= Task instructions =
Please set down each line of the data again, unchanged.

= Source data =
++++

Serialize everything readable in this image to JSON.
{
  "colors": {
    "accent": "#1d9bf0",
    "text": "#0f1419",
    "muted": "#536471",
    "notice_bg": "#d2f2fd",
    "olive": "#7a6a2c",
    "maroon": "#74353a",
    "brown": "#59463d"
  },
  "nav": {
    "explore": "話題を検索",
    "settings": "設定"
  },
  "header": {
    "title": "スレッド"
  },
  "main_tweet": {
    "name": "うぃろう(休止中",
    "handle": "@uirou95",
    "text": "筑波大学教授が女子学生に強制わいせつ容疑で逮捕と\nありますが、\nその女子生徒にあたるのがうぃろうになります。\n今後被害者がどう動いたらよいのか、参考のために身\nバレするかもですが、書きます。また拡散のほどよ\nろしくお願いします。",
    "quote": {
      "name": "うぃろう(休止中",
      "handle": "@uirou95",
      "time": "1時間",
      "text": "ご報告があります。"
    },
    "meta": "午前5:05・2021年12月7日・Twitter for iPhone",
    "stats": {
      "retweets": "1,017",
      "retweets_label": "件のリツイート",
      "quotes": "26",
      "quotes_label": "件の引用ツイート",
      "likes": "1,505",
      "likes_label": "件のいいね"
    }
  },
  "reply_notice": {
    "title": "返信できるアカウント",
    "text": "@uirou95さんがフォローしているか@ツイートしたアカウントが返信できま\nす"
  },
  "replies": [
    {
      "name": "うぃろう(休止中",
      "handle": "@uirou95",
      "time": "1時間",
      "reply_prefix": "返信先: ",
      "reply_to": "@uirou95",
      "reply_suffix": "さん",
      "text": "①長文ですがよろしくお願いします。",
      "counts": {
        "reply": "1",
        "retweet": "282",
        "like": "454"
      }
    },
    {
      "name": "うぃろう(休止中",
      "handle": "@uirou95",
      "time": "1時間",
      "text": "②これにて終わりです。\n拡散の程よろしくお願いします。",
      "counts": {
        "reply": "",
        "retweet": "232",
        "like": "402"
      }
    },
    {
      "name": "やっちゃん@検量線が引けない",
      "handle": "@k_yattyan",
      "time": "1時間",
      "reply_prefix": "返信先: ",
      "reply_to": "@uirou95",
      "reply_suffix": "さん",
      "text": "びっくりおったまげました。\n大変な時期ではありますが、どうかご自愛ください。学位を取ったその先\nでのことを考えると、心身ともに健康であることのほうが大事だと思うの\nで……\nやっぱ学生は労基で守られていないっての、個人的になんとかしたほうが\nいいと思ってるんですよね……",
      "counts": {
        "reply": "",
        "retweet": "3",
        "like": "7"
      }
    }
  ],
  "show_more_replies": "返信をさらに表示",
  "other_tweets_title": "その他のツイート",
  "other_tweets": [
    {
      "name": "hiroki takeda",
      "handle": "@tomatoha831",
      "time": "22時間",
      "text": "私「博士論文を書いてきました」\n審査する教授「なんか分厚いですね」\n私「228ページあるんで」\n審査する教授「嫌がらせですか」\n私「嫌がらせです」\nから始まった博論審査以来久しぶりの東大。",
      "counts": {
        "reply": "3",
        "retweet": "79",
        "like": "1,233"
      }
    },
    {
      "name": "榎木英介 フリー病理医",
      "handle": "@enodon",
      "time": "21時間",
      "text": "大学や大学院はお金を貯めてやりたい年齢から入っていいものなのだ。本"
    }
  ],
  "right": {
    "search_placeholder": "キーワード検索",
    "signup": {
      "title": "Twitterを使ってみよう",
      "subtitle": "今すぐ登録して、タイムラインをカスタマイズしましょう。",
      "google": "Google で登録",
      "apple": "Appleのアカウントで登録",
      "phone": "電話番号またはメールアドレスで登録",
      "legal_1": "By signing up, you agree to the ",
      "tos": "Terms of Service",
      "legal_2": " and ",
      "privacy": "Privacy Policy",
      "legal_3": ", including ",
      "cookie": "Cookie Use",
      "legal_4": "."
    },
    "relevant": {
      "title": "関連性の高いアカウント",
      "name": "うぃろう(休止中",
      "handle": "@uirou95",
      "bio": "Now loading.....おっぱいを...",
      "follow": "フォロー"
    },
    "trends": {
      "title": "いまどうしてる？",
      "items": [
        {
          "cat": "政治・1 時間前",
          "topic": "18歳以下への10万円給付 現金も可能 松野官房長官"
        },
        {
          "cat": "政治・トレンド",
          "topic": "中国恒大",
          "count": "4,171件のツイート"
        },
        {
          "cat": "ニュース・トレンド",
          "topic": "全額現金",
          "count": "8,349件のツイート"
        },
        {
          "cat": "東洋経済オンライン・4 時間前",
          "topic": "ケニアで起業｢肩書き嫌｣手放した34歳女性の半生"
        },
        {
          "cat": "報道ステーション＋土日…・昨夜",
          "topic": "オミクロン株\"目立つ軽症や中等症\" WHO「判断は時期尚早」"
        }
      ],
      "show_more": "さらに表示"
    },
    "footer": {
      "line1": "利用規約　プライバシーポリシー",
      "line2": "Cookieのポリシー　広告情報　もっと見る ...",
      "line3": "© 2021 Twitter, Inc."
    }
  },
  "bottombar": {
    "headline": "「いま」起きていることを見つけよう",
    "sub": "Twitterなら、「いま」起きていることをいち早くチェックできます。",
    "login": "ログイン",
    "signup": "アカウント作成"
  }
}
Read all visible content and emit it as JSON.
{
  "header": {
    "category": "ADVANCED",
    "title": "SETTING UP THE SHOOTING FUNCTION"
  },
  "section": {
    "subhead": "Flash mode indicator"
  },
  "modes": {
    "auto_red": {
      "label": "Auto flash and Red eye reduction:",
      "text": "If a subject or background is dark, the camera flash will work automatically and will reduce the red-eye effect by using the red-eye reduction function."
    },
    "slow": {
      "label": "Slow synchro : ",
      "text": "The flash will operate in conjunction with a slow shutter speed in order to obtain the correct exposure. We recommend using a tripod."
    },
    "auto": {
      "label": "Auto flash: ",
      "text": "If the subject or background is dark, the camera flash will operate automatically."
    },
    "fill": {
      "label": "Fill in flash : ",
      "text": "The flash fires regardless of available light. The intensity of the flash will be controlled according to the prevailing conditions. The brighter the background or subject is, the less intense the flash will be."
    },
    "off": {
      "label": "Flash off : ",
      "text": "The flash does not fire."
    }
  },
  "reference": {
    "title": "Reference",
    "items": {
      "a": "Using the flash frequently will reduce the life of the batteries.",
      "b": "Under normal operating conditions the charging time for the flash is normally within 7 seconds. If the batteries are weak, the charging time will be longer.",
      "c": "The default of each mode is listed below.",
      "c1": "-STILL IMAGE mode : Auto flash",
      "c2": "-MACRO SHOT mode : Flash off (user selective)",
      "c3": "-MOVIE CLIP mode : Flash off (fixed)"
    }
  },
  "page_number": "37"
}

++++

= Problem solution =
Serialize everything readable in this image to JSON.
{
  "colors": {
    "accent": "#1d9bf0",
    "text": "#0f1419",
    "muted": "#536471",
    "notice_bg": "#d2f2fd",
    "olive": "#7a6a2c",
    "maroon": "#74353a",
    "brown": "#59463d"
  },
  "nav": {
    "explore": "話題を検索",
    "settings": "設定"
  },
  "header": {
    "title": "スレッド"
  },
  "main_tweet": {
    "name": "うぃろう(休止中",
    "handle": "@uirou95",
    "text": "筑波大学教授が女子学生に強制わいせつ容疑で逮捕と\nありますが、\nその女子生徒にあたるのがうぃろうになります。\n今後被害者がどう動いたらよいのか、参考のために身\nバレするかもですが、書きます。また拡散のほどよ\nろしくお願いします。",
    "quote": {
      "name": "うぃろう(休止中",
      "handle": "@uirou95",
      "time": "1時間",
      "text": "ご報告があります。"
    },
    "meta": "午前5:05・2021年12月7日・Twitter for iPhone",
    "stats": {
      "retweets": "1,017",
      "retweets_label": "件のリツイート",
      "quotes": "26",
      "quotes_label": "件の引用ツイート",
      "likes": "1,505",
      "likes_label": "件のいいね"
    }
  },
  "reply_notice": {
    "title": "返信できるアカウント",
    "text": "@uirou95さんがフォローしているか@ツイートしたアカウントが返信できま\nす"
  },
  "replies": [
    {
      "name": "うぃろう(休止中",
      "handle": "@uirou95",
      "time": "1時間",
      "reply_prefix": "返信先: ",
      "reply_to": "@uirou95",
      "reply_suffix": "さん",
      "text": "①長文ですがよろしくお願いします。",
      "counts": {
        "reply": "1",
        "retweet": "282",
        "like": "454"
      }
    },
    {
      "name": "うぃろう(休止中",
      "handle": "@uirou95",
      "time": "1時間",
      "text": "②これにて終わりです。\n拡散の程よろしくお願いします。",
      "counts": {
        "reply": "",
        "retweet": "232",
        "like": "402"
      }
    },
    {
      "name": "やっちゃん@検量線が引けない",
      "handle": "@k_yattyan",
      "time": "1時間",
      "reply_prefix": "返信先: ",
      "reply_to": "@uirou95",
      "reply_suffix": "さん",
      "text": "びっくりおったまげました。\n大変な時期ではありますが、どうかご自愛ください。学位を取ったその先\nでのことを考えると、心身ともに健康であることのほうが大事だと思うの\nで……\nやっぱ学生は労基で守られていないっての、個人的になんとかしたほうが\nいいと思ってるんですよね……",
      "counts": {
        "reply": "",
        "retweet": "3",
        "like": "7"
      }
    }
  ],
  "show_more_replies": "返信をさらに表示",
  "other_tweets_title": "その他のツイート",
  "other_tweets": [
    {
      "name": "hiroki takeda",
      "handle": "@tomatoha831",
      "time": "22時間",
      "text": "私「博士論文を書いてきました」\n審査する教授「なんか分厚いですね」\n私「228ページあるんで」\n審査する教授「嫌がらせですか」\n私「嫌がらせです」\nから始まった博論審査以来久しぶりの東大。",
      "counts": {
        "reply": "3",
        "retweet": "79",
        "like": "1,233"
      }
    },
    {
      "name": "榎木英介 フリー病理医",
      "handle": "@enodon",
      "time": "21時間",
      "text": "大学や大学院はお金を貯めてやりたい年齢から入っていいものなのだ。本"
    }
  ],
  "right": {
    "search_placeholder": "キーワード検索",
    "signup": {
      "title": "Twitterを使ってみよう",
      "subtitle": "今すぐ登録して、タイムラインをカスタマイズしましょう。",
      "google": "Google で登録",
      "apple": "Appleのアカウントで登録",
      "phone": "電話番号またはメールアドレスで登録",
      "legal_1": "By signing up, you agree to the ",
      "tos": "Terms of Service",
      "legal_2": " and ",
      "privacy": "Privacy Policy",
      "legal_3": ", including ",
      "cookie": "Cookie Use",
      "legal_4": "."
    },
    "relevant": {
      "title": "関連性の高いアカウント",
      "name": "うぃろう(休止中",
      "handle": "@uirou95",
      "bio": "Now loading.....おっぱいを...",
      "follow": "フォロー"
    },
    "trends": {
      "title": "いまどうしてる？",
      "items": [
        {
          "cat": "政治・1 時間前",
          "topic": "18歳以下への10万円給付 現金も可能 松野官房長官"
        },
        {
          "cat": "政治・トレンド",
          "topic": "中国恒大",
          "count": "4,171件のツイート"
        },
        {
          "cat": "ニュース・トレンド",
          "topic": "全額現金",
          "count": "8,349件のツイート"
        },
        {
          "cat": "東洋経済オンライン・4 時間前",
          "topic": "ケニアで起業｢肩書き嫌｣手放した34歳女性の半生"
        },
        {
          "cat": "報道ステーション＋土日…・昨夜",
          "topic": "オミクロン株\"目立つ軽症や中等症\" WHO「判断は時期尚早」"
        }
      ],
      "show_more": "さらに表示"
    },
    "footer": {
      "line1": "利用規約　プライバシーポリシー",
      "line2": "Cookieのポリシー　広告情報　もっと見る ...",
      "line3": "© 2021 Twitter, Inc."
    }
  },
  "bottombar": {
    "headline": "「いま」起きていることを見つけよう",
    "sub": "Twitterなら、「いま」起きていることをいち早くチェックできます。",
    "login": "ログイン",
    "signup": "アカウント作成"
  }
}
Read all visible content and emit it as JSON.
{
  "header": {
    "category": "ADVANCED",
    "title": "SETTING UP THE SHOOTING FUNCTION"
  },
  "section": {
    "subhead": "Flash mode indicator"
  },
  "modes": {
    "auto_red": {
      "label": "Auto flash and Red eye reduction:",
      "text": "If a subject or background is dark, the camera flash will work automatically and will reduce the red-eye effect by using the red-eye reduction function."
    },
    "slow": {
      "label": "Slow synchro : ",
      "text": "The flash will operate in conjunction with a slow shutter speed in order to obtain the correct exposure. We recommend using a tripod."
    },
    "auto": {
      "label": "Auto flash: ",
      "text": "If the subject or background is dark, the camera flash will operate automatically."
    },
    "fill": {
      "label": "Fill in flash : ",
      "text": "The flash fires regardless of available light. The intensity of the flash will be controlled according to the prevailing conditions. The brighter the background or subject is, the less intense the flash will be."
    },
    "off": {
      "label": "Flash off : ",
      "text": "The flash does not fire."
    }
  },
  "reference": {
    "title": "Reference",
    "items": {
      "a": "Using the flash frequently will reduce the life of the batteries.",
      "b": "Under normal operating conditions the charging time for the flash is normally within 7 seconds. If the batteries are weak, the charging time will be longer.",
      "c": "The default of each mode is listed below.",
      "c1": "-STILL IMAGE mode : Auto flash",
      "c2": "-MACRO SHOT mode : Flash off (user selective)",
      "c3": "-MOVIE CLIP mode : Flash off (fixed)"
    }
  },
  "page_number": "37"
}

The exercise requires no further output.